Despite the seemingly halting nature of negotiations between South Boston Saint Patrick’s Day parade organizers and leaders in the local gay community, it’s remarkable how close the two sides have come — with Mayor Walsh’s help — to resolving an issue that’s divided the city for two decades. In 1995, the US Supreme Court unanimously upheld the Allied War Veterans Council’s right to exclude gay groups from marching in its parade. But justices weren’t affirming the wisdom of doing so, and organizers also have the right to ease off an entrenched position. Finding a way to include gay groups would make the parade a civic event that all of Boston can celebrate, and neither the war veterans’ council nor gay leaders should be afraid of making the compromises necessary to move forward.
As recently as last week, senior figures in the parade group insisted that no change was possible. “No, definitely not,” longtime organizer John ‘‘Wacko” Hurley told the Globe. Yet that position has shifted. On Friday, another parade official, Tim Duross, said the leading gay-rights advocacy group MassEquality had been invited to take part, but with one stipulation: Participants could march under the group’s banner but bear no signs or clothing acknowledging their orientation. Given the pressure gays and lesbians have long felt to hide their identities, it’s an extraordinarily difficult stipulation for MassEquality to accept. Of course, it’s also an odd line for parade organizers to draw, since MassEquality is well-known for its work on lesbian, gay, bisexual, and transgender issues.

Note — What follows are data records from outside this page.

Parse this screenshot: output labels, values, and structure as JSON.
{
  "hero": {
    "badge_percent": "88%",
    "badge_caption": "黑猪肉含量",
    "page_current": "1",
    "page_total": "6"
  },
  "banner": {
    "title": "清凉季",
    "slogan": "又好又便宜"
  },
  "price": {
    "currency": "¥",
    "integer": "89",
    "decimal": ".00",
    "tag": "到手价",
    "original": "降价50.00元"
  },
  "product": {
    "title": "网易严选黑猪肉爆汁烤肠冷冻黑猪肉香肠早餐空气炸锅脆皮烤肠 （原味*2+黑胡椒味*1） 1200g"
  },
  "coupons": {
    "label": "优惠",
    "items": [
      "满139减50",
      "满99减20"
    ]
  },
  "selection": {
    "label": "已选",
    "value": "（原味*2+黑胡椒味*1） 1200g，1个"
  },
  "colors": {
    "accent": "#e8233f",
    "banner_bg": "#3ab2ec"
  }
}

Rather than get caught up on semantics, parade organizers would be wiser to withdraw that condition. What they can ask in return is that gay groups recognize the parade’s focus on Irish culture and military heritage. There’s every reason to believe MassEquality would handle such a request in a respectful way — one that puts special emphasis on the contributions of gay military veterans.
Walsh, who plainly wants to march in this year’s parade but won’t do so unless gay groups can take part, deserves credit for pressing the issue. It’s also laudable that the parade organization now appears willing to hammer out a more inclusive approach; the decision by a Catholic school in Central Massachusetts to drop out of the parade illustrates that organizers still face some pressure in the opposite direction.
Fortunately, there’s ample reason to believe inclusion will win out. Gay groups are allowed to take part in the Saint Patrick’s Day parade in Dublin. The conception of gays and lesbians as a radical group — one making a political statement or engaging in risque “sexual advocacy” — is steadily giving way to the recognition that they’re present in every neighborhood and every extended family. There’s even been an evolution in the military culture whose values might once have informed the war veterans council’s original position. As Walsh has tried to make clear, the circumstances of 1995 aren’t etched in stone forever. And over time, different groups whose interests once seemed irreconcilable can find ways to happily coexist.